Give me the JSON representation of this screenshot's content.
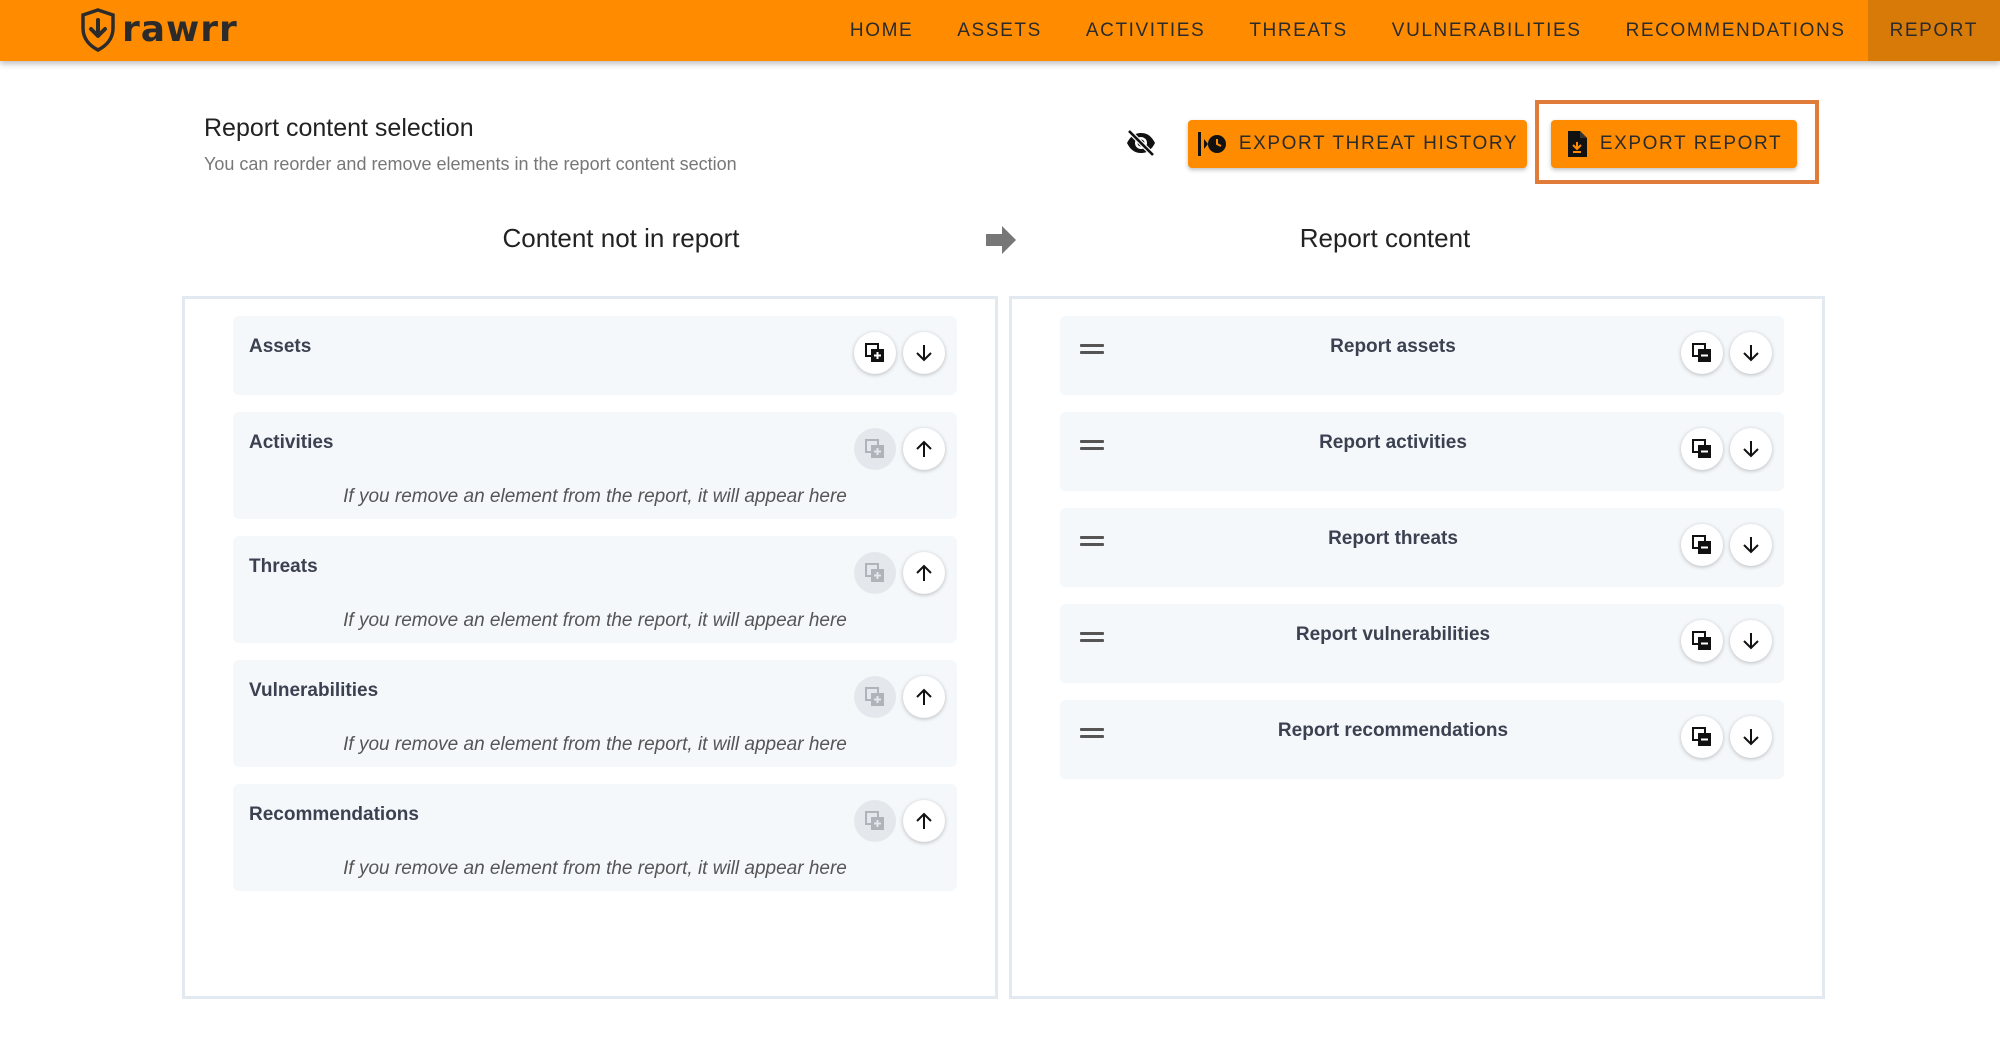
{
  "app": {
    "name": "rawrr",
    "brand_color": "#ff8c00"
  },
  "nav": {
    "items": [
      {
        "label": "HOME"
      },
      {
        "label": "ASSETS"
      },
      {
        "label": "ACTIVITIES"
      },
      {
        "label": "THREATS"
      },
      {
        "label": "VULNERABILITIES"
      },
      {
        "label": "RECOMMENDATIONS"
      },
      {
        "label": "REPORT",
        "active": true
      }
    ]
  },
  "header": {
    "title": "Report content selection",
    "subtitle": "You can reorder and remove elements in the report content section",
    "visibility_icon": "eye-off-icon",
    "export_history_label": "EXPORT THREAT HISTORY",
    "export_report_label": "EXPORT REPORT"
  },
  "columns": {
    "left_title": "Content not in report",
    "right_title": "Report content"
  },
  "not_in_report": [
    {
      "title": "Assets",
      "hint": "",
      "duplicate_enabled": true,
      "move": "down"
    },
    {
      "title": "Activities",
      "hint": "If you remove an element from the report, it will appear here",
      "duplicate_enabled": false,
      "move": "up"
    },
    {
      "title": "Threats",
      "hint": "If you remove an element from the report, it will appear here",
      "duplicate_enabled": false,
      "move": "up"
    },
    {
      "title": "Vulnerabilities",
      "hint": "If you remove an element from the report, it will appear here",
      "duplicate_enabled": false,
      "move": "up"
    },
    {
      "title": "Recommendations",
      "hint": "If you remove an element from the report, it will appear here",
      "duplicate_enabled": false,
      "move": "up"
    }
  ],
  "report_content": [
    {
      "title": "Report assets"
    },
    {
      "title": "Report activities"
    },
    {
      "title": "Report threats"
    },
    {
      "title": "Report vulnerabilities"
    },
    {
      "title": "Report recommendations"
    }
  ]
}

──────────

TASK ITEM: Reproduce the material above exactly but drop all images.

TASK OUTPUT:
Give me the JSON representation of this screenshot's content.
{
  "app": {
    "name": "rawrr",
    "brand_color": "#ff8c00"
  },
  "nav": {
    "items": [
      {
        "label": "HOME"
      },
      {
        "label": "ASSETS"
      },
      {
        "label": "ACTIVITIES"
      },
      {
        "label": "THREATS"
      },
      {
        "label": "VULNERABILITIES"
      },
      {
        "label": "RECOMMENDATIONS"
      },
      {
        "label": "REPORT",
        "active": true
      }
    ]
  },
  "header": {
    "title": "Report content selection",
    "subtitle": "You can reorder and remove elements in the report content section",
    "visibility_icon": "eye-off-icon",
    "export_history_label": "EXPORT THREAT HISTORY",
    "export_report_label": "EXPORT REPORT"
  },
  "columns": {
    "left_title": "Content not in report",
    "right_title": "Report content"
  },
  "not_in_report": [
    {
      "title": "Assets",
      "hint": "",
      "duplicate_enabled": true,
      "move": "down"
    },
    {
      "title": "Activities",
      "hint": "If you remove an element from the report, it will appear here",
      "duplicate_enabled": false,
      "move": "up"
    },
    {
      "title": "Threats",
      "hint": "If you remove an element from the report, it will appear here",
      "duplicate_enabled": false,
      "move": "up"
    },
    {
      "title": "Vulnerabilities",
      "hint": "If you remove an element from the report, it will appear here",
      "duplicate_enabled": false,
      "move": "up"
    },
    {
      "title": "Recommendations",
      "hint": "If you remove an element from the report, it will appear here",
      "duplicate_enabled": false,
      "move": "up"
    }
  ],
  "report_content": [
    {
      "title": "Report assets"
    },
    {
      "title": "Report activities"
    },
    {
      "title": "Report threats"
    },
    {
      "title": "Report vulnerabilities"
    },
    {
      "title": "Report recommendations"
    }
  ]
}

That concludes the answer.